NEW KENSINGTON, Pa. – A term paper written in 1965 by college student Frederick W. Smith received an average grade, but laid the groundwork for the creation of an airfreight shipping industry intended to solve issues related to sending time-sensitive packages economically and efficiently. With the paper’s idea always in the back of his mind, Smith created Federal Express, the precursor to the now global FedEx Corporation, just eight years later with 14 planes and the delivery of 186 packages to 25 U.S. cities during its first night.
“Everything we do here is rooted in innovation,” said Henry Maier, president and CEO of FedEx Ground, to a group of students, faculty and staff from Penn State New Kensington.
Maier welcomed the group to FedEx Ground’s fully-automated North Pittsburgh Ground Station as part of a trip organized by Rhonda Schuldt, the campus’ innovation coordinator at its innovation hub, The Corner.
“This determination and his [Smith’s] innovative and entrepreneurial mindset led to the creation of a unique startup that turned into a global industry leader all founded on his original idea,” said Schuldt. “This is a great illustration of what we say at our Penn State LaunchBox innovation hubs like The Corner – don’t quit your daydream!”
The trip also coincided with Penn State New Kensington’s strengthening focus on innovation. For the past year, the campus, under the leadership of Chancellor Kevin Snider, has been strategically planning ways to embed and offer opportunities and experiences founded upon Industry 4.0 for students, the campus and local community.
“Our goal is to give students, faculty and staff as many opportunities as possible to see how innovation and technology is changing every facet of our lives."
-- Rhonda Schuldt, innovation coordinator at Penn State New Kensington and The Corner innovation hub.
“From a technology perspective, the facility we visited is an incredible example of the connection between the physical and digital worlds and how it creates data and processes that not only help the facility be more efficient, but also how the data generated creates a digital set of information that follows each package from the point of origin to its final destination to help the company deliver on its promise to customers,” explained Schuldt.
She continued, “It also illustrated the importance of an innovative, entrepreneurial mindset no matter the career pursued or industry and the value it brings to many organizations.”
The attendees, including students in the campus’ business, electro-mechanical engineering technology (EMET) and information sciences and technology (IST) programs, not only heard from Maier and North Pittsburgh Ground Station leadership about the company’s history, but also about how innovation and related mindset empowers its employees of all levels to constantly solve problems and strengthen processes.
“Innovation is a discipline,” stated Maier, who defined innovation as the means of discovering and solving problems in new ways under conditions of uncertainty.
“As we witnessed during the visit, innovation is a key and critical aspect of all that they [FedEx Ground] do; they’re not a technology company, yet technology and innovation are core to all they do,” said Schuldt.
Students on the trip included members of a cross-discipline class of EMET and business students who are being taught by Joseph Cuiffi, program coordinator and instructor of EMET, and Rujirutana Mandhachitara, known as Dr. A on campus and program coordinator of business and associate professor of business and economics.
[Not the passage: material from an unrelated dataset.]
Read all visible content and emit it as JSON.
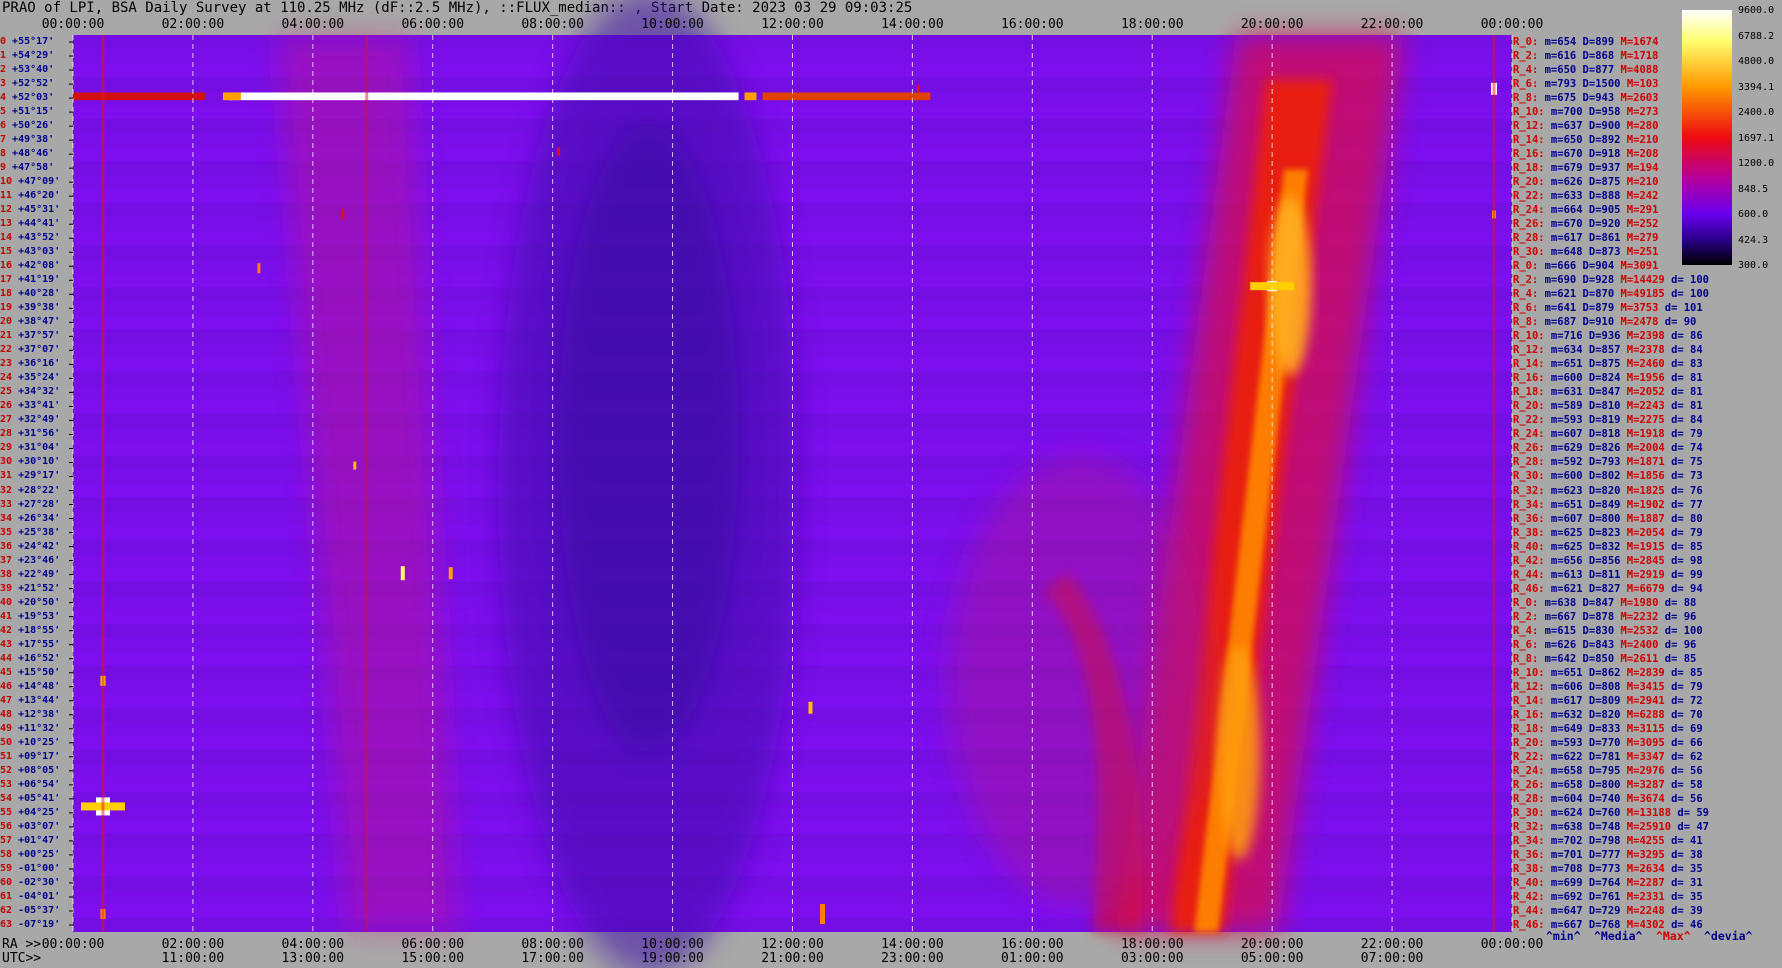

The class has been learning about Industry 4.0 topics and how to take ideas and create products that solve problems while using innovative skill sets such as creative thinking, collaboration and critical thinking.
“Dr. A and Dr. Cuiffi have been teaching us how to develop our own products and be innovative,” said Devon Anckle, an IST student minoring in business. “We’ve been able to see what they are teaching us in class, from artificial intelligence to big data, and this field trip has allowed us to see those things applied in the real world.”
Schuldt, along with faculty members such as Cuiffi and industry and community partners, has been working on how to expand learning opportunities to students and the local area. Those involved are mapping out possibilities for the 2019-20 academic year.
“We’re recognizing the importance of how innovation and the rapid pace of technology is changing everything around us and is critical for any discipline, and we want students to be prepared for jobs and careers they will need to be ready for when they leave us,” said Schuldt.
She concluded, “Our goal is to give students, faculty and staff as many opportunities as possible to see how innovation and technology is changing every facet of our lives and see companies and organizations that illustrate this. We’re hoping to have additional site visits, as well as continue to bring companies to campus for future New Kensington Spark Sessions."